He admits that multiple deployments to Iraq and Afghanistan over the last 10 years have taken a toll. He's learned to develop a routine when he comes home: no alcohol for at least two weeks, plan several projects to keep busy. He'll be clearing some land he and his brother own near Randall, traveling up to Lake of the Woods to be with a friend who just bought a new fishing boat, refinancing his house.
On Canadian soil, some set out for the now-traditional 4-mile run up St. John's Signal Hill. Others opt for a more sedentary tradition: a game of euchre.
During their last night together, many end up at bar, where Marcus West, crew-cutted and with the confident swagger of a quarterback, grabs a guitar and leads them all in a rendition of "American Pie." They know all the words.
• • •
The next morning, a sense of finality and relief emerges after takeoff. Today they'll be home.
This was the first overseas deployment for Technical Sgt. Corey Place, now a loadmaster after spending the first part of his military career as a ground refueler.
He kept his watch on Minnesota time while in Afghanistan and stayed in touch with folks back home through Skype or e-mail or Facebook. He had several American flags flown over the base and has had them framed and dedicated to relatives who fought before him.

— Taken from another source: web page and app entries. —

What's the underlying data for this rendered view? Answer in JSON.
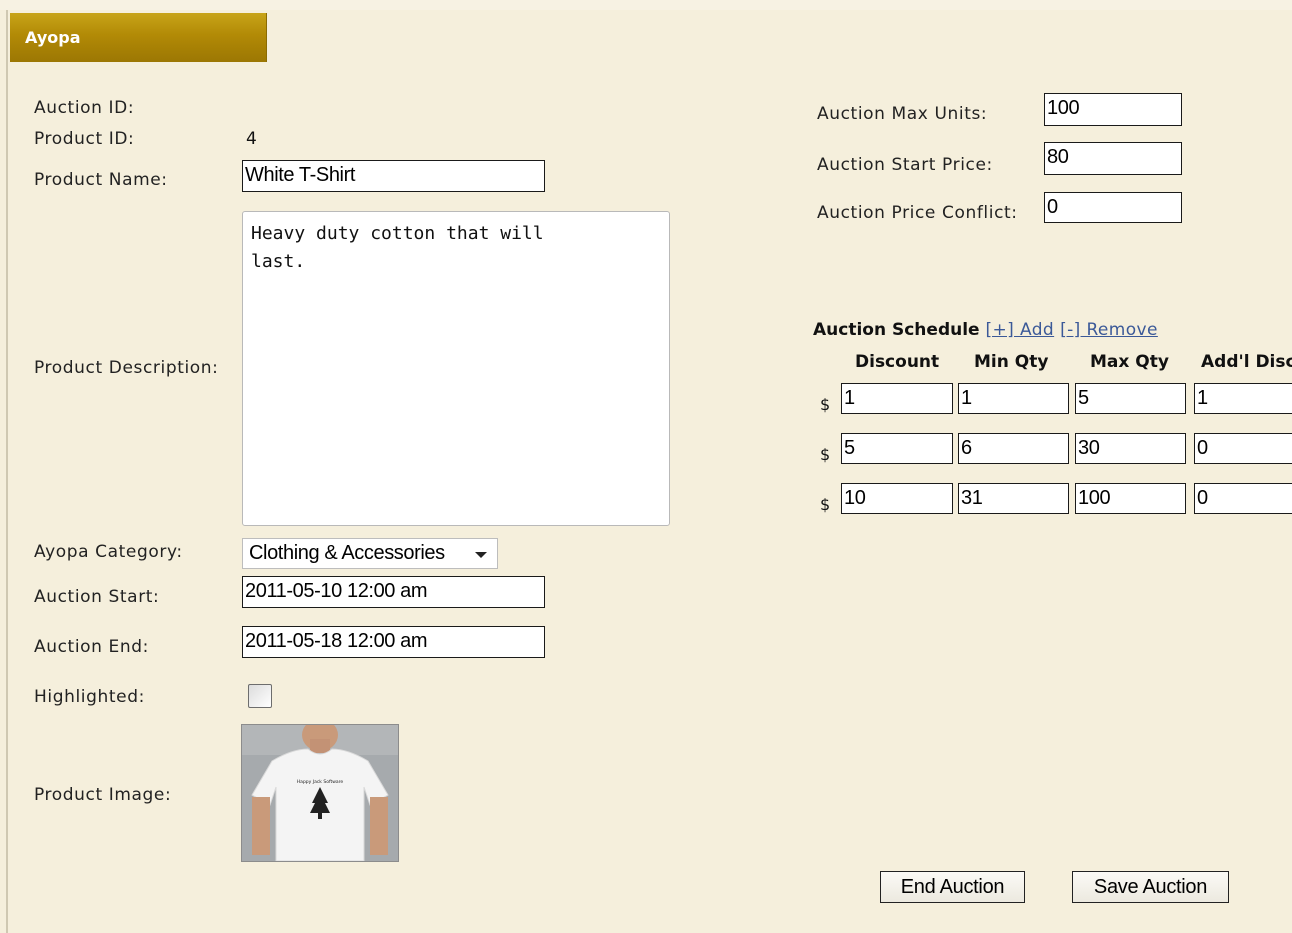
{
  "header": {
    "title": "Ayopa"
  },
  "left": {
    "auction_id": {
      "label": "Auction ID:",
      "value": ""
    },
    "product_id": {
      "label": "Product ID:",
      "value": "4"
    },
    "product_name": {
      "label": "Product Name:",
      "value": "White T-Shirt"
    },
    "product_description": {
      "label": "Product Description:",
      "value": "Heavy duty cotton that will\nlast."
    },
    "category": {
      "label": "Ayopa Category:",
      "value": "Clothing & Accessories"
    },
    "auction_start": {
      "label": "Auction Start:",
      "value": "2011-05-10 12:00 am"
    },
    "auction_end": {
      "label": "Auction End:",
      "value": "2011-05-18 12:00 am"
    },
    "highlighted": {
      "label": "Highlighted:",
      "checked": false
    },
    "product_image": {
      "label": "Product Image:",
      "shirt_text": "Happy Jack Software"
    }
  },
  "right": {
    "max_units": {
      "label": "Auction Max Units:",
      "value": "100"
    },
    "start_price": {
      "label": "Auction Start Price:",
      "value": "80"
    },
    "price_conflict": {
      "label": "Auction Price Conflict:",
      "value": "0"
    }
  },
  "schedule": {
    "title": "Auction Schedule",
    "add_link": "[+] Add",
    "remove_link": "[-] Remove",
    "columns": [
      "Discount",
      "Min Qty",
      "Max Qty",
      "Add'l Disc"
    ],
    "currency_symbol": "$",
    "rows": [
      [
        "1",
        "1",
        "5",
        "1"
      ],
      [
        "5",
        "6",
        "30",
        "0"
      ],
      [
        "10",
        "31",
        "100",
        "0"
      ]
    ]
  },
  "buttons": {
    "end_auction": "End Auction",
    "save_auction": "Save Auction"
  },
  "colors": {
    "background": "#f5efdc",
    "header_gold": "#b28a06",
    "link": "#3b5998"
  }
}
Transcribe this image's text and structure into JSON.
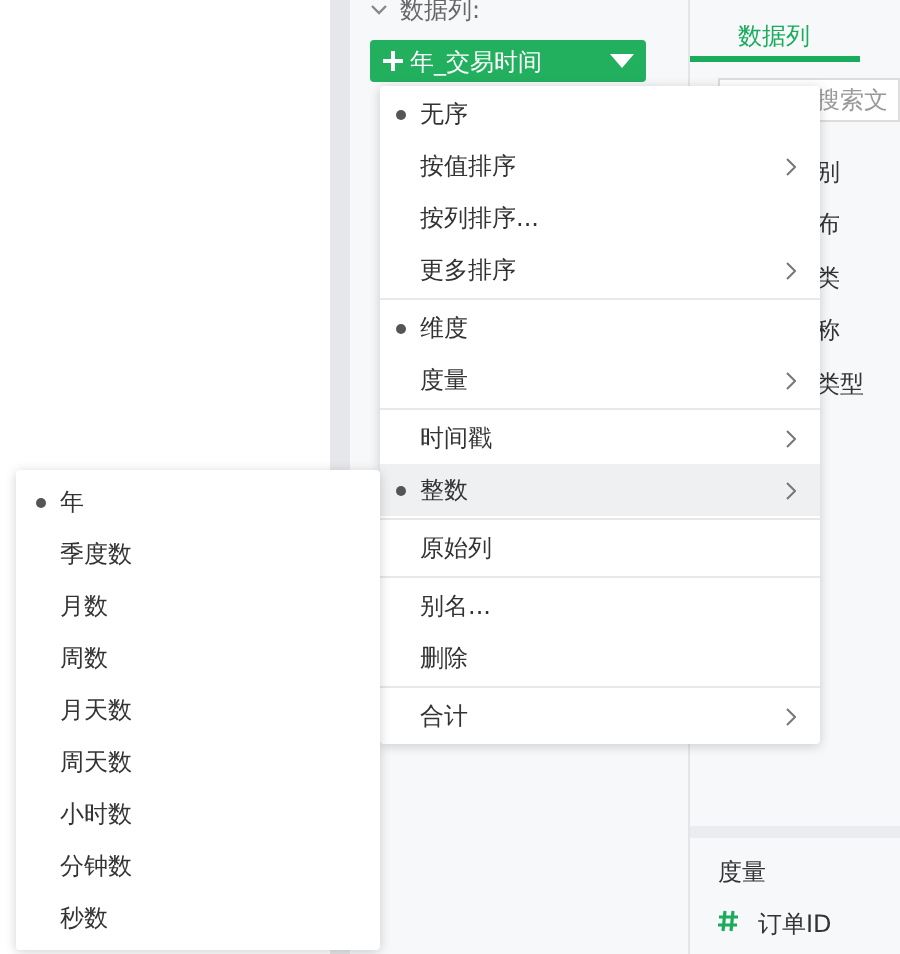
{
  "field_section": {
    "label": "数据列:",
    "expanded": true
  },
  "field_pill": {
    "label": "年_交易时间"
  },
  "context_menu": {
    "groups": [
      [
        {
          "label": "无序",
          "selected": true,
          "has_submenu": false,
          "highlighted": false
        },
        {
          "label": "按值排序",
          "selected": false,
          "has_submenu": true,
          "highlighted": false
        },
        {
          "label": "按列排序...",
          "selected": false,
          "has_submenu": false,
          "highlighted": false
        },
        {
          "label": "更多排序",
          "selected": false,
          "has_submenu": true,
          "highlighted": false
        }
      ],
      [
        {
          "label": "维度",
          "selected": true,
          "has_submenu": false,
          "highlighted": false
        },
        {
          "label": "度量",
          "selected": false,
          "has_submenu": true,
          "highlighted": false
        }
      ],
      [
        {
          "label": "时间戳",
          "selected": false,
          "has_submenu": true,
          "highlighted": false
        },
        {
          "label": "整数",
          "selected": true,
          "has_submenu": true,
          "highlighted": true
        }
      ],
      [
        {
          "label": "原始列",
          "selected": false,
          "has_submenu": false,
          "highlighted": false
        }
      ],
      [
        {
          "label": "别名...",
          "selected": false,
          "has_submenu": false,
          "highlighted": false
        },
        {
          "label": "删除",
          "selected": false,
          "has_submenu": false,
          "highlighted": false
        }
      ],
      [
        {
          "label": "合计",
          "selected": false,
          "has_submenu": true,
          "highlighted": false
        }
      ]
    ]
  },
  "submenu": {
    "items": [
      {
        "label": "年",
        "selected": true
      },
      {
        "label": "季度数",
        "selected": false
      },
      {
        "label": "月数",
        "selected": false
      },
      {
        "label": "周数",
        "selected": false
      },
      {
        "label": "月天数",
        "selected": false
      },
      {
        "label": "周天数",
        "selected": false
      },
      {
        "label": "小时数",
        "selected": false
      },
      {
        "label": "分钟数",
        "selected": false
      },
      {
        "label": "秒数",
        "selected": false
      }
    ]
  },
  "right_panel": {
    "tabs": [
      {
        "label": "数据列",
        "selected": true
      }
    ],
    "search": {
      "placeholder": "搜索文"
    },
    "fields": [
      "别",
      "布",
      "类",
      "称",
      "类型"
    ],
    "measures": {
      "heading": "度量",
      "fields": [
        {
          "label": "订单ID",
          "kind": "number"
        }
      ]
    }
  }
}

"All you think about when you're not doing your mission is ... coming home or what your family or friends are doing," he says. "You could guesstimate that Dad's getting ready for work. It gives you that sense of closeness, knowing what's going on back home."
Now, the anticipation on this slow journey home has seemed to make time go slower.
"If I had it my way we could be home in a couple of hours," he says. "But its fun to see all these faces and reflect with your guys. To get to know them as people on the road instead of co-workers doing a mission in a war zone."
As the plane nears home, Place stares out the window with what seems a sense of urgency, hoping to recognize familiar landmarks below him.
About an hour away from Minneapolis, Captain Brian Lind, who is completing his second deployment to Afghanistan, begins thumbing through a brochure from SkyWest Airlines. He delayed training for the regional airline because of the deployment. He had been making ends meet working with the Guard and substitute teaching in St. Paul schools. It's his hope to train to fly full-time now.
By early June, Robben Todd will return to his job with the Minneapolis Fire Department. Marcus West soon will be back flying international flights with FedEx. Jim Ricci will have begun work on a full-size stagecoach he is planning to build for his kids.
After 7,000 miles, nine time zones, and four days, REACH897 officially ends on the runway in Minneapolis. Family members rush to the back of the plane after the engines are cut. Inside the plane, there are no cheers, no handshakes. Just the gathering of belongings as this group so tied together for the last two months prepares to go their separate ways.
The side door of the plane opens. It is 2:43 p.m. It is 68 degrees. For this crew, this part of their war is over.
Mark Brunswick • 612-673-4434